The three young Americans, rooted in the nation, each has an amazing story to tell. But when their adventures are brought together we get a three-dimensional perspective on how America broke its isolation from the world and started to unite as a nation during the 20th century. The three men represent different pillars of the American soul, and their lives and dreams symbolise the story of how America became modern and remind us of the strong historic ties between France and America. Most of all, this book is a fantastic saga full of brave men, great adventures and terrific sacrifices that bring hope and a new direction in a time of human division.

"Author Nils Elmark tackles the life and times of several notable Americans – primarily aviator Eugene Bullard, poet Alan Seeger and North African adventurer David Wooster King – against their impact on the war and their personal exploits while never losing sight of the overall context in which these events occurred. It is well written, easy to read and woven together as a single fabric."

Indy Squadron Dispatch

A seminal study and an absorbing read from start to finish, "Fighting for the French Foreign Legion: Americans who joined the First World War in 1914" is a unique and highly recommended pick for personal, community, and college/university library World War I history and military biography collections. An ideal pick for supplemental World War I curriculum studies lists, it should be noted for students, academia, military history buffs, and non-specialist general readers with an interest in the subject that "Fighting for the French Foreign Legion: Americans who joined the First World War in 1914" is also available in a digital book format.

here

Midwest Book Review

***** 'A unique page-turner'

Follow the destinies of three remarkable young men whose idealism and sense of adventure, finds them a common goal and changes history forever.

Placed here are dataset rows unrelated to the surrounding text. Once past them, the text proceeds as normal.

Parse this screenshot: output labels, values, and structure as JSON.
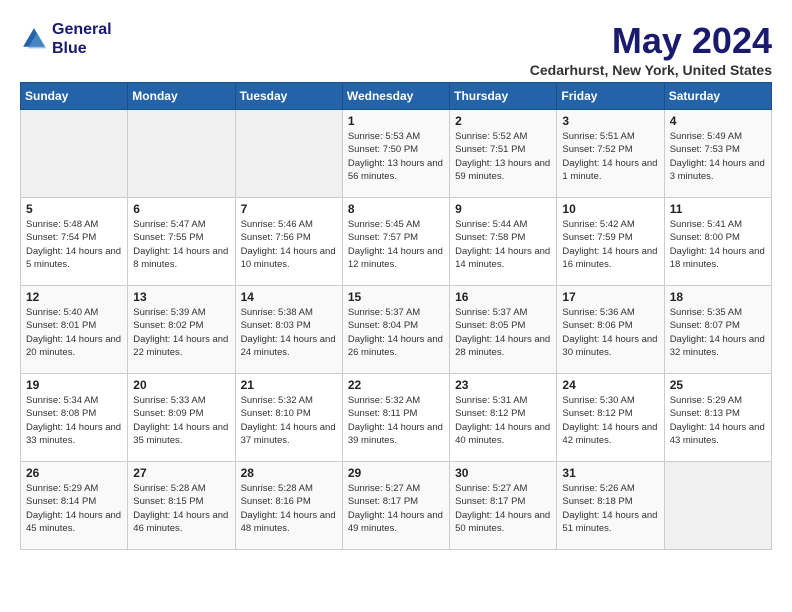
{
  "logo": {
    "line1": "General",
    "line2": "Blue"
  },
  "title": "May 2024",
  "location": "Cedarhurst, New York, United States",
  "days_of_week": [
    "Sunday",
    "Monday",
    "Tuesday",
    "Wednesday",
    "Thursday",
    "Friday",
    "Saturday"
  ],
  "weeks": [
    [
      {
        "day": "",
        "sunrise": "",
        "sunset": "",
        "daylight": ""
      },
      {
        "day": "",
        "sunrise": "",
        "sunset": "",
        "daylight": ""
      },
      {
        "day": "",
        "sunrise": "",
        "sunset": "",
        "daylight": ""
      },
      {
        "day": "1",
        "sunrise": "Sunrise: 5:53 AM",
        "sunset": "Sunset: 7:50 PM",
        "daylight": "Daylight: 13 hours and 56 minutes."
      },
      {
        "day": "2",
        "sunrise": "Sunrise: 5:52 AM",
        "sunset": "Sunset: 7:51 PM",
        "daylight": "Daylight: 13 hours and 59 minutes."
      },
      {
        "day": "3",
        "sunrise": "Sunrise: 5:51 AM",
        "sunset": "Sunset: 7:52 PM",
        "daylight": "Daylight: 14 hours and 1 minute."
      },
      {
        "day": "4",
        "sunrise": "Sunrise: 5:49 AM",
        "sunset": "Sunset: 7:53 PM",
        "daylight": "Daylight: 14 hours and 3 minutes."
      }
    ],
    [
      {
        "day": "5",
        "sunrise": "Sunrise: 5:48 AM",
        "sunset": "Sunset: 7:54 PM",
        "daylight": "Daylight: 14 hours and 5 minutes."
      },
      {
        "day": "6",
        "sunrise": "Sunrise: 5:47 AM",
        "sunset": "Sunset: 7:55 PM",
        "daylight": "Daylight: 14 hours and 8 minutes."
      },
      {
        "day": "7",
        "sunrise": "Sunrise: 5:46 AM",
        "sunset": "Sunset: 7:56 PM",
        "daylight": "Daylight: 14 hours and 10 minutes."
      },
      {
        "day": "8",
        "sunrise": "Sunrise: 5:45 AM",
        "sunset": "Sunset: 7:57 PM",
        "daylight": "Daylight: 14 hours and 12 minutes."
      },
      {
        "day": "9",
        "sunrise": "Sunrise: 5:44 AM",
        "sunset": "Sunset: 7:58 PM",
        "daylight": "Daylight: 14 hours and 14 minutes."
      },
      {
        "day": "10",
        "sunrise": "Sunrise: 5:42 AM",
        "sunset": "Sunset: 7:59 PM",
        "daylight": "Daylight: 14 hours and 16 minutes."
      },
      {
        "day": "11",
        "sunrise": "Sunrise: 5:41 AM",
        "sunset": "Sunset: 8:00 PM",
        "daylight": "Daylight: 14 hours and 18 minutes."
      }
    ],
    [
      {
        "day": "12",
        "sunrise": "Sunrise: 5:40 AM",
        "sunset": "Sunset: 8:01 PM",
        "daylight": "Daylight: 14 hours and 20 minutes."
      },
      {
        "day": "13",
        "sunrise": "Sunrise: 5:39 AM",
        "sunset": "Sunset: 8:02 PM",
        "daylight": "Daylight: 14 hours and 22 minutes."
      },
      {
        "day": "14",
        "sunrise": "Sunrise: 5:38 AM",
        "sunset": "Sunset: 8:03 PM",
        "daylight": "Daylight: 14 hours and 24 minutes."
      },
      {
        "day": "15",
        "sunrise": "Sunrise: 5:37 AM",
        "sunset": "Sunset: 8:04 PM",
        "daylight": "Daylight: 14 hours and 26 minutes."
      },
      {
        "day": "16",
        "sunrise": "Sunrise: 5:37 AM",
        "sunset": "Sunset: 8:05 PM",
        "daylight": "Daylight: 14 hours and 28 minutes."
      },
      {
        "day": "17",
        "sunrise": "Sunrise: 5:36 AM",
        "sunset": "Sunset: 8:06 PM",
        "daylight": "Daylight: 14 hours and 30 minutes."
      },
      {
        "day": "18",
        "sunrise": "Sunrise: 5:35 AM",
        "sunset": "Sunset: 8:07 PM",
        "daylight": "Daylight: 14 hours and 32 minutes."
      }
    ],
    [
      {
        "day": "19",
        "sunrise": "Sunrise: 5:34 AM",
        "sunset": "Sunset: 8:08 PM",
        "daylight": "Daylight: 14 hours and 33 minutes."
      },
      {
        "day": "20",
        "sunrise": "Sunrise: 5:33 AM",
        "sunset": "Sunset: 8:09 PM",
        "daylight": "Daylight: 14 hours and 35 minutes."
      },
      {
        "day": "21",
        "sunrise": "Sunrise: 5:32 AM",
        "sunset": "Sunset: 8:10 PM",
        "daylight": "Daylight: 14 hours and 37 minutes."
      },
      {
        "day": "22",
        "sunrise": "Sunrise: 5:32 AM",
        "sunset": "Sunset: 8:11 PM",
        "daylight": "Daylight: 14 hours and 39 minutes."
      },
      {
        "day": "23",
        "sunrise": "Sunrise: 5:31 AM",
        "sunset": "Sunset: 8:12 PM",
        "daylight": "Daylight: 14 hours and 40 minutes."
      },
      {
        "day": "24",
        "sunrise": "Sunrise: 5:30 AM",
        "sunset": "Sunset: 8:12 PM",
        "daylight": "Daylight: 14 hours and 42 minutes."
      },
      {
        "day": "25",
        "sunrise": "Sunrise: 5:29 AM",
        "sunset": "Sunset: 8:13 PM",
        "daylight": "Daylight: 14 hours and 43 minutes."
      }
    ],
    [
      {
        "day": "26",
        "sunrise": "Sunrise: 5:29 AM",
        "sunset": "Sunset: 8:14 PM",
        "daylight": "Daylight: 14 hours and 45 minutes."
      },
      {
        "day": "27",
        "sunrise": "Sunrise: 5:28 AM",
        "sunset": "Sunset: 8:15 PM",
        "daylight": "Daylight: 14 hours and 46 minutes."
      },
      {
        "day": "28",
        "sunrise": "Sunrise: 5:28 AM",
        "sunset": "Sunset: 8:16 PM",
        "daylight": "Daylight: 14 hours and 48 minutes."
      },
      {
        "day": "29",
        "sunrise": "Sunrise: 5:27 AM",
        "sunset": "Sunset: 8:17 PM",
        "daylight": "Daylight: 14 hours and 49 minutes."
      },
      {
        "day": "30",
        "sunrise": "Sunrise: 5:27 AM",
        "sunset": "Sunset: 8:17 PM",
        "daylight": "Daylight: 14 hours and 50 minutes."
      },
      {
        "day": "31",
        "sunrise": "Sunrise: 5:26 AM",
        "sunset": "Sunset: 8:18 PM",
        "daylight": "Daylight: 14 hours and 51 minutes."
      },
      {
        "day": "",
        "sunrise": "",
        "sunset": "",
        "daylight": ""
      }
    ]
  ]
}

Anyone interested In history should read this fascinating book.

J. Luchau, Amazon

As featured in

The Bookseller, Jan 23

About Nils Elmark

NILS ELMARK is a European journalist and non-fiction writer. He specializes in digging up near-forgotten stories, and delights in revealing their exciting, hidden connections in modern history. With four books under his belt, Fighting for the French Foreign Legion is his fifth book and second in English. Before becoming a reporter, he served in the Danish Royal Guards.
Nils shares his time equally between London and the small town of Elsinore on the strait between Denmark and Sweden and in his free time enjoys charging around the countryside on his beloved motorcycle.

Other titles in Pen & Sword Military...